• [EXERCISE INSTRUCTIONS]:
Your job is to write out each record exactly, leaving none out.

• [DATA EXTRACT]:
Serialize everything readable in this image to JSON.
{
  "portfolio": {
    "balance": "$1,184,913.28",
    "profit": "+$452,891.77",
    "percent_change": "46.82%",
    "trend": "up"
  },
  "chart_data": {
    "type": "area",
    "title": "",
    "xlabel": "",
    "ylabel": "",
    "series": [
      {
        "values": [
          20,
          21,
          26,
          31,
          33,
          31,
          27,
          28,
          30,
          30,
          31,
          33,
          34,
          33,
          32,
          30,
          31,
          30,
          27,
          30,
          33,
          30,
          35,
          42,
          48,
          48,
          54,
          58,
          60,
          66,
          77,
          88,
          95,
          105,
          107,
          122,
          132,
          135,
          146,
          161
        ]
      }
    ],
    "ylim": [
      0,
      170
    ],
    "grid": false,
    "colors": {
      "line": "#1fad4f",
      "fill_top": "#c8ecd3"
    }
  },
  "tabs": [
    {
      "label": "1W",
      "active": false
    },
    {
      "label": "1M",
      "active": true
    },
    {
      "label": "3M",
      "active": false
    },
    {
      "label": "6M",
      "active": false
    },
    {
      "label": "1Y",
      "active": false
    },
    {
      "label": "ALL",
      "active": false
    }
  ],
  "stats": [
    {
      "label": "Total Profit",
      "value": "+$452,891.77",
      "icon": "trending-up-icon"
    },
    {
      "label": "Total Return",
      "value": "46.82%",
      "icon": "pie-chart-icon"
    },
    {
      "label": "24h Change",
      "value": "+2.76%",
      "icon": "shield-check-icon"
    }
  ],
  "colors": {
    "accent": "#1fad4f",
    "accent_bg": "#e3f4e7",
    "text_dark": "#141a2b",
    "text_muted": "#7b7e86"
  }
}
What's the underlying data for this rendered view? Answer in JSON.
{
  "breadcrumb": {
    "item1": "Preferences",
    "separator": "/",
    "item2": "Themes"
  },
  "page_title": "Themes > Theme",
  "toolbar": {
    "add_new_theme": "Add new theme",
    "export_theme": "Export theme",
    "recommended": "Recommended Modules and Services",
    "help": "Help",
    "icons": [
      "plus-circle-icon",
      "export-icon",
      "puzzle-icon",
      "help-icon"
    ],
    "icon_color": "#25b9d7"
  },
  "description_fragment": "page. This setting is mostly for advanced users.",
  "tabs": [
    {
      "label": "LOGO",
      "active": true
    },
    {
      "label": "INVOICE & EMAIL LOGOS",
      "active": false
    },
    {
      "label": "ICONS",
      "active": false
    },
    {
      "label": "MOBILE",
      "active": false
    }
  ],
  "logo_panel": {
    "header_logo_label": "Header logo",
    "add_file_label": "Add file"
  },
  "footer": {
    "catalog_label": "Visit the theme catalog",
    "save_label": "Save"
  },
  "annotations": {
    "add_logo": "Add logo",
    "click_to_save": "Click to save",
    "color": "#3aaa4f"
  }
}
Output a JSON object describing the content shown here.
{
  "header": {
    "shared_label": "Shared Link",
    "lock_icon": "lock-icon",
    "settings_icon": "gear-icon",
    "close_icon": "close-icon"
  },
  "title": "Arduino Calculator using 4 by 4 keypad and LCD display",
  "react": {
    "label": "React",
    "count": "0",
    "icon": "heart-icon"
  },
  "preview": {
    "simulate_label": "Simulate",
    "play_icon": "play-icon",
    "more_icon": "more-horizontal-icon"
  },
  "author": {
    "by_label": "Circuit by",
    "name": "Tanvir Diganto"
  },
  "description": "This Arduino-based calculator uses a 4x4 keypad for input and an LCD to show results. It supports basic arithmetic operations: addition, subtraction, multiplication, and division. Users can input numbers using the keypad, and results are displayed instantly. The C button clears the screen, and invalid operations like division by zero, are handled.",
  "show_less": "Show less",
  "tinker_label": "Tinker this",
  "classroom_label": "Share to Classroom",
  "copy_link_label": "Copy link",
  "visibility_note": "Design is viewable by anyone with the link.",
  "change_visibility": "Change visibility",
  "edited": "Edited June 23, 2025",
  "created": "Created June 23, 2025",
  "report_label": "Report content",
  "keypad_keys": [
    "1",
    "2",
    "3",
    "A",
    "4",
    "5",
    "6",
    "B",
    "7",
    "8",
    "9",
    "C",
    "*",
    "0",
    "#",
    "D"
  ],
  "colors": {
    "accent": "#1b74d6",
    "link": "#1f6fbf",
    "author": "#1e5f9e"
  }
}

• [WRITTEN ANSWER]:
Serialize everything readable in this image to JSON.
{
  "portfolio": {
    "balance": "$1,184,913.28",
    "profit": "+$452,891.77",
    "percent_change": "46.82%",
    "trend": "up"
  },
  "chart_data": {
    "type": "area",
    "title": "",
    "xlabel": "",
    "ylabel": "",
    "series": [
      {
        "values": [
          20,
          21,
          26,
          31,
          33,
          31,
          27,
          28,
          30,
          30,
          31,
          33,
          34,
          33,
          32,
          30,
          31,
          30,
          27,
          30,
          33,
          30,
          35,
          42,
          48,
          48,
          54,
          58,
          60,
          66,
          77,
          88,
          95,
          105,
          107,
          122,
          132,
          135,
          146,
          161
        ]
      }
    ],
    "ylim": [
      0,
      170
    ],
    "grid": false,
    "colors": {
      "line": "#1fad4f",
      "fill_top": "#c8ecd3"
    }
  },
  "tabs": [
    {
      "label": "1W",
      "active": false
    },
    {
      "label": "1M",
      "active": true
    },
    {
      "label": "3M",
      "active": false
    },
    {
      "label": "6M",
      "active": false
    },
    {
      "label": "1Y",
      "active": false
    },
    {
      "label": "ALL",
      "active": false
    }
  ],
  "stats": [
    {
      "label": "Total Profit",
      "value": "+$452,891.77",
      "icon": "trending-up-icon"
    },
    {
      "label": "Total Return",
      "value": "46.82%",
      "icon": "pie-chart-icon"
    },
    {
      "label": "24h Change",
      "value": "+2.76%",
      "icon": "shield-check-icon"
    }
  ],
  "colors": {
    "accent": "#1fad4f",
    "accent_bg": "#e3f4e7",
    "text_dark": "#141a2b",
    "text_muted": "#7b7e86"
  }
}
What's the underlying data for this rendered view? Answer in JSON.
{
  "breadcrumb": {
    "item1": "Preferences",
    "separator": "/",
    "item2": "Themes"
  },
  "page_title": "Themes > Theme",
  "toolbar": {
    "add_new_theme": "Add new theme",
    "export_theme": "Export theme",
    "recommended": "Recommended Modules and Services",
    "help": "Help",
    "icons": [
      "plus-circle-icon",
      "export-icon",
      "puzzle-icon",
      "help-icon"
    ],
    "icon_color": "#25b9d7"
  },
  "description_fragment": "page. This setting is mostly for advanced users.",
  "tabs": [
    {
      "label": "LOGO",
      "active": true
    },
    {
      "label": "INVOICE & EMAIL LOGOS",
      "active": false
    },
    {
      "label": "ICONS",
      "active": false
    },
    {
      "label": "MOBILE",
      "active": false
    }
  ],
  "logo_panel": {
    "header_logo_label": "Header logo",
    "add_file_label": "Add file"
  },
  "footer": {
    "catalog_label": "Visit the theme catalog",
    "save_label": "Save"
  },
  "annotations": {
    "add_logo": "Add logo",
    "click_to_save": "Click to save",
    "color": "#3aaa4f"
  }
}
Output a JSON object describing the content shown here.
{
  "header": {
    "shared_label": "Shared Link",
    "lock_icon": "lock-icon",
    "settings_icon": "gear-icon",
    "close_icon": "close-icon"
  },
  "title": "Arduino Calculator using 4 by 4 keypad and LCD display",
  "react": {
    "label": "React",
    "count": "0",
    "icon": "heart-icon"
  },
  "preview": {
    "simulate_label": "Simulate",
    "play_icon": "play-icon",
    "more_icon": "more-horizontal-icon"
  },
  "author": {
    "by_label": "Circuit by",
    "name": "Tanvir Diganto"
  },
  "description": "This Arduino-based calculator uses a 4x4 keypad for input and an LCD to show results. It supports basic arithmetic operations: addition, subtraction, multiplication, and division. Users can input numbers using the keypad, and results are displayed instantly. The C button clears the screen, and invalid operations like division by zero, are handled.",
  "show_less": "Show less",
  "tinker_label": "Tinker this",
  "classroom_label": "Share to Classroom",
  "copy_link_label": "Copy link",
  "visibility_note": "Design is viewable by anyone with the link.",
  "change_visibility": "Change visibility",
  "edited": "Edited June 23, 2025",
  "created": "Created June 23, 2025",
  "report_label": "Report content",
  "keypad_keys": [
    "1",
    "2",
    "3",
    "A",
    "4",
    "5",
    "6",
    "B",
    "7",
    "8",
    "9",
    "C",
    "*",
    "0",
    "#",
    "D"
  ],
  "colors": {
    "accent": "#1b74d6",
    "link": "#1f6fbf",
    "author": "#1e5f9e"
  }
}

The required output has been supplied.